----- Provided entries

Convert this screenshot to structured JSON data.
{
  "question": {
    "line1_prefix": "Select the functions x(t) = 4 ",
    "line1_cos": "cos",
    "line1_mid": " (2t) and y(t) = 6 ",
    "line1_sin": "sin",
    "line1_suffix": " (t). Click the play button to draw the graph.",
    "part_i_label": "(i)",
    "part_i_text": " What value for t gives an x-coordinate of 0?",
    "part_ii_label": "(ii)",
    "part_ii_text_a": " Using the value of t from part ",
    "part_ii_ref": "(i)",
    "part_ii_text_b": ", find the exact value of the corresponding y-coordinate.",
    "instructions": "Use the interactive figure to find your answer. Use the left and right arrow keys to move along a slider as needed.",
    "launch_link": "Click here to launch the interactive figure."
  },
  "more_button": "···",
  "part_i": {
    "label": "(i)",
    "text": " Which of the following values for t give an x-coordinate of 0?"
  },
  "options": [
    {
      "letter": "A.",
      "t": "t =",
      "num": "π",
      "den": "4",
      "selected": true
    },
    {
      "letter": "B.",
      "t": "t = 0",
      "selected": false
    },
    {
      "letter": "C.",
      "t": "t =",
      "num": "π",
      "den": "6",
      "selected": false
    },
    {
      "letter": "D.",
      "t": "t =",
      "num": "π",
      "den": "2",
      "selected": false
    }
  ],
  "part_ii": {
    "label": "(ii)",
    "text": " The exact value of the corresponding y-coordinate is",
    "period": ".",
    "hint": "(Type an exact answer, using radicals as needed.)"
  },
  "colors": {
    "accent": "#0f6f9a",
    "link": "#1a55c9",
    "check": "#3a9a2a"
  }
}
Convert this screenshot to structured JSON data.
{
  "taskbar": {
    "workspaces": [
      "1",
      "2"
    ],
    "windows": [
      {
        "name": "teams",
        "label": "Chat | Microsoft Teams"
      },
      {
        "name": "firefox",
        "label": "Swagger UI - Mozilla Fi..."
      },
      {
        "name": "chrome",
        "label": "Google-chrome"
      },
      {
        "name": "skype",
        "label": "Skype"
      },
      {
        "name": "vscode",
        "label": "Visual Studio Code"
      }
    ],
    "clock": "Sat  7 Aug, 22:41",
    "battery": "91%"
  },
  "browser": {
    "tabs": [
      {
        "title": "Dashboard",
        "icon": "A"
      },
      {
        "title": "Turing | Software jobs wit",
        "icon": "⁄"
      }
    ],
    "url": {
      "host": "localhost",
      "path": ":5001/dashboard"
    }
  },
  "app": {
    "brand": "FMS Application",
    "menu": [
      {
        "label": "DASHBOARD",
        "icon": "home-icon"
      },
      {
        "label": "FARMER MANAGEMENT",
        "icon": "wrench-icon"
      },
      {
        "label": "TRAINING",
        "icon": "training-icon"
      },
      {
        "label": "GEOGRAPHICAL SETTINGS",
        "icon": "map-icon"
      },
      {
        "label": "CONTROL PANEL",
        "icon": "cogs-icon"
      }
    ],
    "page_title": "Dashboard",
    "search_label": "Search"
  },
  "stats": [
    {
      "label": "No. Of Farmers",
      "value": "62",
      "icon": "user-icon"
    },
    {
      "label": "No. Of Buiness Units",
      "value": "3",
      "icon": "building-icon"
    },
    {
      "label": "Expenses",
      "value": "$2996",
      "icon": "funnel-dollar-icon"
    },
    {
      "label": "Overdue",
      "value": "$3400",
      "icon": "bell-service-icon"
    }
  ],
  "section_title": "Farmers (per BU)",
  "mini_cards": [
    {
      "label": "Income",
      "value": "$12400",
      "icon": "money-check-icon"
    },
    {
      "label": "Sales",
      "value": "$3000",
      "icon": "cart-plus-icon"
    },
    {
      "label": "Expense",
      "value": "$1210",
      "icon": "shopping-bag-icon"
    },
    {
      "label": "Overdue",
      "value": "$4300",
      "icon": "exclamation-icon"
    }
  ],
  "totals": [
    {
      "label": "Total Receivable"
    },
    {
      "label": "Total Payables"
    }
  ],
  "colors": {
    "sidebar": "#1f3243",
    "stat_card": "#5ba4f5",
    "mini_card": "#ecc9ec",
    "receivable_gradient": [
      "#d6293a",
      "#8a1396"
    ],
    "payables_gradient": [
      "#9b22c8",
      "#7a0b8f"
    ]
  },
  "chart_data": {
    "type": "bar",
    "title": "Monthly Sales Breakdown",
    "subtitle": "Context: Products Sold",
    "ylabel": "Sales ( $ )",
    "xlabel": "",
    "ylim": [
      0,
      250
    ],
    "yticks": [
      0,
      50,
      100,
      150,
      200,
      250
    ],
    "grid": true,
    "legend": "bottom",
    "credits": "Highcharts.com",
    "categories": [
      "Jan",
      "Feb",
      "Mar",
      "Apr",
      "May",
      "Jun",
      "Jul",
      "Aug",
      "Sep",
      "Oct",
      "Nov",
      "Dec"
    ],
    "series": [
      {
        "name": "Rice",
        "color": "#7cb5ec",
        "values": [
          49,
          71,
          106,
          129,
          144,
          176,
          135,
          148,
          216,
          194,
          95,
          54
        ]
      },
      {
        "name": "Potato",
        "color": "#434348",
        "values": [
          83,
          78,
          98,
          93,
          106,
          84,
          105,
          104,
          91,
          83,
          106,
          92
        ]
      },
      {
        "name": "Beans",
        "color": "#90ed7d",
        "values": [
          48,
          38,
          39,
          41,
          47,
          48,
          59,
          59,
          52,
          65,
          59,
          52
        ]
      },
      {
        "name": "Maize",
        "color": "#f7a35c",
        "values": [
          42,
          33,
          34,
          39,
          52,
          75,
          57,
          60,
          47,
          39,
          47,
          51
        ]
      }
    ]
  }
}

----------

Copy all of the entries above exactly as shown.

Convert this screenshot to structured JSON data.
{
  "question": {
    "line1_prefix": "Select the functions x(t) = 4 ",
    "line1_cos": "cos",
    "line1_mid": " (2t) and y(t) = 6 ",
    "line1_sin": "sin",
    "line1_suffix": " (t). Click the play button to draw the graph.",
    "part_i_label": "(i)",
    "part_i_text": " What value for t gives an x-coordinate of 0?",
    "part_ii_label": "(ii)",
    "part_ii_text_a": " Using the value of t from part ",
    "part_ii_ref": "(i)",
    "part_ii_text_b": ", find the exact value of the corresponding y-coordinate.",
    "instructions": "Use the interactive figure to find your answer. Use the left and right arrow keys to move along a slider as needed.",
    "launch_link": "Click here to launch the interactive figure."
  },
  "more_button": "···",
  "part_i": {
    "label": "(i)",
    "text": " Which of the following values for t give an x-coordinate of 0?"
  },
  "options": [
    {
      "letter": "A.",
      "t": "t =",
      "num": "π",
      "den": "4",
      "selected": true
    },
    {
      "letter": "B.",
      "t": "t = 0",
      "selected": false
    },
    {
      "letter": "C.",
      "t": "t =",
      "num": "π",
      "den": "6",
      "selected": false
    },
    {
      "letter": "D.",
      "t": "t =",
      "num": "π",
      "den": "2",
      "selected": false
    }
  ],
  "part_ii": {
    "label": "(ii)",
    "text": " The exact value of the corresponding y-coordinate is",
    "period": ".",
    "hint": "(Type an exact answer, using radicals as needed.)"
  },
  "colors": {
    "accent": "#0f6f9a",
    "link": "#1a55c9",
    "check": "#3a9a2a"
  }
}
Convert this screenshot to structured JSON data.
{
  "taskbar": {
    "workspaces": [
      "1",
      "2"
    ],
    "windows": [
      {
        "name": "teams",
        "label": "Chat | Microsoft Teams"
      },
      {
        "name": "firefox",
        "label": "Swagger UI - Mozilla Fi..."
      },
      {
        "name": "chrome",
        "label": "Google-chrome"
      },
      {
        "name": "skype",
        "label": "Skype"
      },
      {
        "name": "vscode",
        "label": "Visual Studio Code"
      }
    ],
    "clock": "Sat  7 Aug, 22:41",
    "battery": "91%"
  },
  "browser": {
    "tabs": [
      {
        "title": "Dashboard",
        "icon": "A"
      },
      {
        "title": "Turing | Software jobs wit",
        "icon": "⁄"
      }
    ],
    "url": {
      "host": "localhost",
      "path": ":5001/dashboard"
    }
  },
  "app": {
    "brand": "FMS Application",
    "menu": [
      {
        "label": "DASHBOARD",
        "icon": "home-icon"
      },
      {
        "label": "FARMER MANAGEMENT",
        "icon": "wrench-icon"
      },
      {
        "label": "TRAINING",
        "icon": "training-icon"
      },
      {
        "label": "GEOGRAPHICAL SETTINGS",
        "icon": "map-icon"
      },
      {
        "label": "CONTROL PANEL",
        "icon": "cogs-icon"
      }
    ],
    "page_title": "Dashboard",
    "search_label": "Search"
  },
  "stats": [
    {
      "label": "No. Of Farmers",
      "value": "62",
      "icon": "user-icon"
    },
    {
      "label": "No. Of Buiness Units",
      "value": "3",
      "icon": "building-icon"
    },
    {
      "label": "Expenses",
      "value": "$2996",
      "icon": "funnel-dollar-icon"
    },
    {
      "label": "Overdue",
      "value": "$3400",
      "icon": "bell-service-icon"
    }
  ],
  "section_title": "Farmers (per BU)",
  "mini_cards": [
    {
      "label": "Income",
      "value": "$12400",
      "icon": "money-check-icon"
    },
    {
      "label": "Sales",
      "value": "$3000",
      "icon": "cart-plus-icon"
    },
    {
      "label": "Expense",
      "value": "$1210",
      "icon": "shopping-bag-icon"
    },
    {
      "label": "Overdue",
      "value": "$4300",
      "icon": "exclamation-icon"
    }
  ],
  "totals": [
    {
      "label": "Total Receivable"
    },
    {
      "label": "Total Payables"
    }
  ],
  "colors": {
    "sidebar": "#1f3243",
    "stat_card": "#5ba4f5",
    "mini_card": "#ecc9ec",
    "receivable_gradient": [
      "#d6293a",
      "#8a1396"
    ],
    "payables_gradient": [
      "#9b22c8",
      "#7a0b8f"
    ]
  },
  "chart_data": {
    "type": "bar",
    "title": "Monthly Sales Breakdown",
    "subtitle": "Context: Products Sold",
    "ylabel": "Sales ( $ )",
    "xlabel": "",
    "ylim": [
      0,
      250
    ],
    "yticks": [
      0,
      50,
      100,
      150,
      200,
      250
    ],
    "grid": true,
    "legend": "bottom",
    "credits": "Highcharts.com",
    "categories": [
      "Jan",
      "Feb",
      "Mar",
      "Apr",
      "May",
      "Jun",
      "Jul",
      "Aug",
      "Sep",
      "Oct",
      "Nov",
      "Dec"
    ],
    "series": [
      {
        "name": "Rice",
        "color": "#7cb5ec",
        "values": [
          49,
          71,
          106,
          129,
          144,
          176,
          135,
          148,
          216,
          194,
          95,
          54
        ]
      },
      {
        "name": "Potato",
        "color": "#434348",
        "values": [
          83,
          78,
          98,
          93,
          106,
          84,
          105,
          104,
          91,
          83,
          106,
          92
        ]
      },
      {
        "name": "Beans",
        "color": "#90ed7d",
        "values": [
          48,
          38,
          39,
          41,
          47,
          48,
          59,
          59,
          52,
          65,
          59,
          52
        ]
      },
      {
        "name": "Maize",
        "color": "#f7a35c",
        "values": [
          42,
          33,
          34,
          39,
          52,
          75,
          57,
          60,
          47,
          39,
          47,
          51
        ]
      }
    ]
  }
}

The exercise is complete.